From an interview at Papertiger: “DeVito:It was over ten years before I got a chance to sculpt something.

PS: So what happened to open the door in that area?

JD: I was painting the last of the Doc Savage book covers at the time and came in contact with Bob Chapman of Graphitti Design. He was one of the first to tap into the figurine market and was looking to produce a Doc Savage statue. I saw the opportunity and begged him to give me a shot, sight unseen. I convinced him that it would be a good tie-in to have the guy doing the covers sculpt the piece. I had nothing to show, but just knew that, if I had the chance, I could do it. Thankfully, at great risk to himself (if I had failed), he gave me a free hand to do whatever I wanted. The Doc/Python piece was the result. That kind of established me and I’ve been sculpting steadily ever since. ”

All of Devito’s Doc Savage covers are featured at DocSavage.Org

Fred Pfeiffer

December 18, 2002 / 1 comment

Fred Pfeiffer took over the Bantam Doc Savage covers after James Bama left. He painted 13 covers from #68 (Quest of the Spider) through #81 (The Stone Man). The cover for The South Pole Terror was reused for The Stone Man.

James Bama

December 18, 2002 / 2 comments
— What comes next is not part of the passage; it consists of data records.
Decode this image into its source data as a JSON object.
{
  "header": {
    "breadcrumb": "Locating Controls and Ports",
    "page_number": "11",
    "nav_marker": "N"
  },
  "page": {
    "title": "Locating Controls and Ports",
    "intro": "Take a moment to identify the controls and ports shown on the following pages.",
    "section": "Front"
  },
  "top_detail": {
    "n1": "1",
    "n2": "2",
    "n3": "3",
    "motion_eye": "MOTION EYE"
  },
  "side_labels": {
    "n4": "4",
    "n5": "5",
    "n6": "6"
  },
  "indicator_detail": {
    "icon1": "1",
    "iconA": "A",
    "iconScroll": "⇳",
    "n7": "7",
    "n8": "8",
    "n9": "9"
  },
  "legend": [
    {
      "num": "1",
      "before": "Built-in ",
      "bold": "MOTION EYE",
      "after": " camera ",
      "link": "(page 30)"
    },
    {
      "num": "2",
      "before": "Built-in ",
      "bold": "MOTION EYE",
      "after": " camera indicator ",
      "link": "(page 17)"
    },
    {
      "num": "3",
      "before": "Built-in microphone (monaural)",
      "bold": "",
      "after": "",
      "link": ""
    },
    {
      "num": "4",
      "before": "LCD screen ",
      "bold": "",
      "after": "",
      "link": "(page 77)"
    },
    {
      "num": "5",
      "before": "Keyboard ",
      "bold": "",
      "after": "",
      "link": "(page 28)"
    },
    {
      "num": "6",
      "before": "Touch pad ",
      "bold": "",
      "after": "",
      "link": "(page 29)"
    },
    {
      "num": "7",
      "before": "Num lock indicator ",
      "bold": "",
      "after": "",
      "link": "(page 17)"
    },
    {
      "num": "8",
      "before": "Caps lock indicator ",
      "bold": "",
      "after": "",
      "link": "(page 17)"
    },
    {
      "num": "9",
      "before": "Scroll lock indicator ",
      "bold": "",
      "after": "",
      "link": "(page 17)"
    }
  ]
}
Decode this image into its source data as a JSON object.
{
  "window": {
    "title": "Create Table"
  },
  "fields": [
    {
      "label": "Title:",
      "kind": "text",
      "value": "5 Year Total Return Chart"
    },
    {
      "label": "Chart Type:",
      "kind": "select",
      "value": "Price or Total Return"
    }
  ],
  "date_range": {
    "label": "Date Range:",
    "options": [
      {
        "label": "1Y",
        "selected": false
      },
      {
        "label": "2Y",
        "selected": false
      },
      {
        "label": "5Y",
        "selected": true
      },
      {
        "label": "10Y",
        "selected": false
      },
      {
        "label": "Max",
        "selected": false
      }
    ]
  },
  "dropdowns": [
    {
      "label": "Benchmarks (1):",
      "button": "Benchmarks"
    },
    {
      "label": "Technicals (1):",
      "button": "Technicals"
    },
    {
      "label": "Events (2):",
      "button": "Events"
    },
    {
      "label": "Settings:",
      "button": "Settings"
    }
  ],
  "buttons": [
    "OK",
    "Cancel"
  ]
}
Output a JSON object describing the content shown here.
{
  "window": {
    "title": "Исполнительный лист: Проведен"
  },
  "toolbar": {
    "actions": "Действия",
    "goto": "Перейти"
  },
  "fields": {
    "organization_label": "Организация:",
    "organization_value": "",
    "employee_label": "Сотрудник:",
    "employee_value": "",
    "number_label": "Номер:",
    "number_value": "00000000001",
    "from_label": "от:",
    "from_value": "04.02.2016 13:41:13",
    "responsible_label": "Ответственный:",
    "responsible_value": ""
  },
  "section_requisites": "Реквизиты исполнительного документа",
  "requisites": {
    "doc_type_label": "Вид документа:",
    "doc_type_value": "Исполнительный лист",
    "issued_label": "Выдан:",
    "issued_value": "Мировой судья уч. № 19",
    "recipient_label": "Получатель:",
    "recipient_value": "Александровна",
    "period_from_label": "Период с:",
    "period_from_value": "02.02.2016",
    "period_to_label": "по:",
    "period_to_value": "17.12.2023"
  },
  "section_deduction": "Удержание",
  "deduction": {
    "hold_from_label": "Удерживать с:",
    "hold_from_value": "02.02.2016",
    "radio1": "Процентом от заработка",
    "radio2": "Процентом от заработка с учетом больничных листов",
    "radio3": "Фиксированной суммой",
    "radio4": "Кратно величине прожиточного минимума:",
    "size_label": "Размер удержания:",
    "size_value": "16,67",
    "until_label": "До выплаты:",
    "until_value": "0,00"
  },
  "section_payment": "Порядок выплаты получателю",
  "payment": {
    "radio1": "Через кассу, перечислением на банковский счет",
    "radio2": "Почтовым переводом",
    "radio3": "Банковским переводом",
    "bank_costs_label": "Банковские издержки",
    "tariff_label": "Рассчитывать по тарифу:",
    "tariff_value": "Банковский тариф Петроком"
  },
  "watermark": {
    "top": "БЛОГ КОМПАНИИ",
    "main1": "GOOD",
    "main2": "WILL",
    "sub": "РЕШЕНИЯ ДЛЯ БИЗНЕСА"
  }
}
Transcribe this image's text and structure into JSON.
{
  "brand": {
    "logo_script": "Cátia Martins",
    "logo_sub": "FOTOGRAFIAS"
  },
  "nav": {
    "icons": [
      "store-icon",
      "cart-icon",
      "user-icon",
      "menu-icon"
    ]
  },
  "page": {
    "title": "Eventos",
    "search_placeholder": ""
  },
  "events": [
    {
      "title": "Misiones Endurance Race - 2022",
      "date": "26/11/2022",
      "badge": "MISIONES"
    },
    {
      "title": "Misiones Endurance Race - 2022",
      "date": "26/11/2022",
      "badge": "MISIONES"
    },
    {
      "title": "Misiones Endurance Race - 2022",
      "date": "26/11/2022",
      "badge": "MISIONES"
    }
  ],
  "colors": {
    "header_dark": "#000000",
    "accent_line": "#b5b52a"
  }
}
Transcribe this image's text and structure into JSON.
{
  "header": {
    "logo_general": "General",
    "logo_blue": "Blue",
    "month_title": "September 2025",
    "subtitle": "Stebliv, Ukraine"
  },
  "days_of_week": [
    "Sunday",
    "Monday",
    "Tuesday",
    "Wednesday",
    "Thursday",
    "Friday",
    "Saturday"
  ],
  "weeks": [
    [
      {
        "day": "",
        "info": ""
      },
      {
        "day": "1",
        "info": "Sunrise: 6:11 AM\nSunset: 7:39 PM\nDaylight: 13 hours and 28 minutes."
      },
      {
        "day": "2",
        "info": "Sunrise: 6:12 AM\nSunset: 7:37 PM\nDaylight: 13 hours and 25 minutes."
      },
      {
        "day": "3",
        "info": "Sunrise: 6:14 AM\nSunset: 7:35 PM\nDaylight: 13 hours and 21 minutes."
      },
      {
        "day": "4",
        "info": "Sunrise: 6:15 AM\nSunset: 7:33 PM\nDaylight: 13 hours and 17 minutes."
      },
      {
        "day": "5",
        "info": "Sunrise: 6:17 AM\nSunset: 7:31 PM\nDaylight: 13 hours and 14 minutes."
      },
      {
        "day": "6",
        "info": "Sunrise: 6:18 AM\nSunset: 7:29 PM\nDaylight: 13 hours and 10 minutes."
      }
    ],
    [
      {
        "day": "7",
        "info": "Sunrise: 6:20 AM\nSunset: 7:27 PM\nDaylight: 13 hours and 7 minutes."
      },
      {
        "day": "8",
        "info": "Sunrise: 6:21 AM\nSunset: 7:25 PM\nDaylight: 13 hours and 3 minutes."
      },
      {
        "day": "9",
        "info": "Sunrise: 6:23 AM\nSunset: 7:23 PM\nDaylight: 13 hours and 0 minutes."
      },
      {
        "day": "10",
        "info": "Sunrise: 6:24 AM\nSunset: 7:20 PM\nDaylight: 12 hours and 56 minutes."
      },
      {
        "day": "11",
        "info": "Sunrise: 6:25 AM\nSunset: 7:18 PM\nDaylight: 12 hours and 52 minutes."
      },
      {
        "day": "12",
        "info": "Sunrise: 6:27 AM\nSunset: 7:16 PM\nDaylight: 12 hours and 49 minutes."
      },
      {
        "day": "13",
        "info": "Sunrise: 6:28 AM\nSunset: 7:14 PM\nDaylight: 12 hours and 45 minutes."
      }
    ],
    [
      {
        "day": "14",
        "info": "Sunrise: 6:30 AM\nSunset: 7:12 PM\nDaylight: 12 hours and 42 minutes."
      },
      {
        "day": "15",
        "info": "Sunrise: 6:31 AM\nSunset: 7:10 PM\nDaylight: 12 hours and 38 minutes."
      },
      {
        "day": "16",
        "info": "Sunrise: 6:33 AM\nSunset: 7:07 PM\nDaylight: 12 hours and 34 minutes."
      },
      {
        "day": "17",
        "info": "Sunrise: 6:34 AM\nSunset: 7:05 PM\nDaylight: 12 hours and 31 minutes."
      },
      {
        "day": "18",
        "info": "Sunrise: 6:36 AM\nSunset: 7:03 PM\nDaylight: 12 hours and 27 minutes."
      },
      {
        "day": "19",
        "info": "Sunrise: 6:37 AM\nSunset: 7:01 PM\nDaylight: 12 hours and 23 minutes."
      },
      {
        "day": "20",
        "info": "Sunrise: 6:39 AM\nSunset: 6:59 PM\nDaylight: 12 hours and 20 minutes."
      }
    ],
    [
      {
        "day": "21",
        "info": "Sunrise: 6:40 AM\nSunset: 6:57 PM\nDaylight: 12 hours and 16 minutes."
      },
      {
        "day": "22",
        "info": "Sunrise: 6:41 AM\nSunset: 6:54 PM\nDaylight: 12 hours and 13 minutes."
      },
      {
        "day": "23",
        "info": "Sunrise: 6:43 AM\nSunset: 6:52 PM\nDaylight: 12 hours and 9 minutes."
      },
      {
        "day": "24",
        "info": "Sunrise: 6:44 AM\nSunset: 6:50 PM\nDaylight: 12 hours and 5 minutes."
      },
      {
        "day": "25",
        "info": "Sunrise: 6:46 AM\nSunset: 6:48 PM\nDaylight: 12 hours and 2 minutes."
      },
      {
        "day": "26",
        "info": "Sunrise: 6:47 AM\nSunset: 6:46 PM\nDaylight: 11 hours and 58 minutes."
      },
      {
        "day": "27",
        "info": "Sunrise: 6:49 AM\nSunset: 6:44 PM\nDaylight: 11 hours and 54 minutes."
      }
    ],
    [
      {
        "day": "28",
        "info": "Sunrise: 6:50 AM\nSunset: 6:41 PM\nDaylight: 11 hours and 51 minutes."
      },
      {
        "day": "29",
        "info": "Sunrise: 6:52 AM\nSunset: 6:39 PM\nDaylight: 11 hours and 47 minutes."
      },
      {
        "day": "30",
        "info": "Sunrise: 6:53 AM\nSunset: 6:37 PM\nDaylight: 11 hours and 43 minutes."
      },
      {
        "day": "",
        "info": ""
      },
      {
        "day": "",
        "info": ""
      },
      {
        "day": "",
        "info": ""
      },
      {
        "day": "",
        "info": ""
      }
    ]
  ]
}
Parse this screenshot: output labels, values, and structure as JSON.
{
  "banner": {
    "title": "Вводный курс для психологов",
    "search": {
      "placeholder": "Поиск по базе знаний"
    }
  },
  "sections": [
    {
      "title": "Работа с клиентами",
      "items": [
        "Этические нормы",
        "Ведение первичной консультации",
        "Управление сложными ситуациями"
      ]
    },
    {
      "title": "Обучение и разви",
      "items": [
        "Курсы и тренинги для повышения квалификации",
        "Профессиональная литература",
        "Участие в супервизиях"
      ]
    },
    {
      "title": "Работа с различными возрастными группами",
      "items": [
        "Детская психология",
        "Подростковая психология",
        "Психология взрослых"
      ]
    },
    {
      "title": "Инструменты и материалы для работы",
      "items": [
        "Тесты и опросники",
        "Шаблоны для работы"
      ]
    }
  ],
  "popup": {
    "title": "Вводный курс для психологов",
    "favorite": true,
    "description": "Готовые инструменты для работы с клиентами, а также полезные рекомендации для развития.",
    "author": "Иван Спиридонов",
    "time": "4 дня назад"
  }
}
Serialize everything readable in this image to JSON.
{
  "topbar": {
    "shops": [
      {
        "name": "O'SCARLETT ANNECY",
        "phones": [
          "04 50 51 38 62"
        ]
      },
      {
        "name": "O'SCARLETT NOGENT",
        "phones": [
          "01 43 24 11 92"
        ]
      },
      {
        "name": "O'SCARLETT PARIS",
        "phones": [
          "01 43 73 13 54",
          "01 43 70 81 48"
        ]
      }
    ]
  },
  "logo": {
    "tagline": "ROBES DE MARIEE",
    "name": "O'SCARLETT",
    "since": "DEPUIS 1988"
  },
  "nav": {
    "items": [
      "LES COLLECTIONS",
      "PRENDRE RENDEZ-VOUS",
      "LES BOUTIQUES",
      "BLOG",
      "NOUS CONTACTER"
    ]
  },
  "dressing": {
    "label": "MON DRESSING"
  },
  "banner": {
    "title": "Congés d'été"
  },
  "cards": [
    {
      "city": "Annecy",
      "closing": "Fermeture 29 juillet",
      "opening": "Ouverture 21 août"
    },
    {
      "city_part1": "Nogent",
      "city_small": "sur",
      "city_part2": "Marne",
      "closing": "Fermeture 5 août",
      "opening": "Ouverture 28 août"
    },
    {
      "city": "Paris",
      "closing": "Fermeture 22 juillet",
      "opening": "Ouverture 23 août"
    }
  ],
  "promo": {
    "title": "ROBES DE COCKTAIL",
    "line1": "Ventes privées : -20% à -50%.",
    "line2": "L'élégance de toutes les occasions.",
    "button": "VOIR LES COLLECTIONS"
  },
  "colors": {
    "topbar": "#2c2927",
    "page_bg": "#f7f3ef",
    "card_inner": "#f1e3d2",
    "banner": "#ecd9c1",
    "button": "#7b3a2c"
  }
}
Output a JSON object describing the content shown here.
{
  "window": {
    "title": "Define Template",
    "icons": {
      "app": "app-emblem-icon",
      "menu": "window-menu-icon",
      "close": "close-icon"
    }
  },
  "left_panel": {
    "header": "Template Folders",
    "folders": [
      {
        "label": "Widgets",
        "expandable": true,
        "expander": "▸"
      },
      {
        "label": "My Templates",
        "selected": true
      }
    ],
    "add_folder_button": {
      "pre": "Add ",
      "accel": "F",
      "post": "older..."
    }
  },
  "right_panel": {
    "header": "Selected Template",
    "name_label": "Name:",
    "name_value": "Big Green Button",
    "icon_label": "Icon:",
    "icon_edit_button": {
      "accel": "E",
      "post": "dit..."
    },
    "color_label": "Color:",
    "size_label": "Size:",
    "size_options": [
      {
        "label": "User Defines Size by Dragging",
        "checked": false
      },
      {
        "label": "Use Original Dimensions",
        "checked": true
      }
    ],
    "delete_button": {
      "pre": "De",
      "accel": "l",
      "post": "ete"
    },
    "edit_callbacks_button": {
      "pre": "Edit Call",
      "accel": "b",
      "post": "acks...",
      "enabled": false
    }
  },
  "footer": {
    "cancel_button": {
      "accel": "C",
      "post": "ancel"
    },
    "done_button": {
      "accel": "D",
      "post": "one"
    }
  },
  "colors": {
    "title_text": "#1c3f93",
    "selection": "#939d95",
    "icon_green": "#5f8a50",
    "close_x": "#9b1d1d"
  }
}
James Bama, 1926 – present, painted 62 Bantam Doc Savage covers. His version of Doc Savage is probably the most recognizable to fans.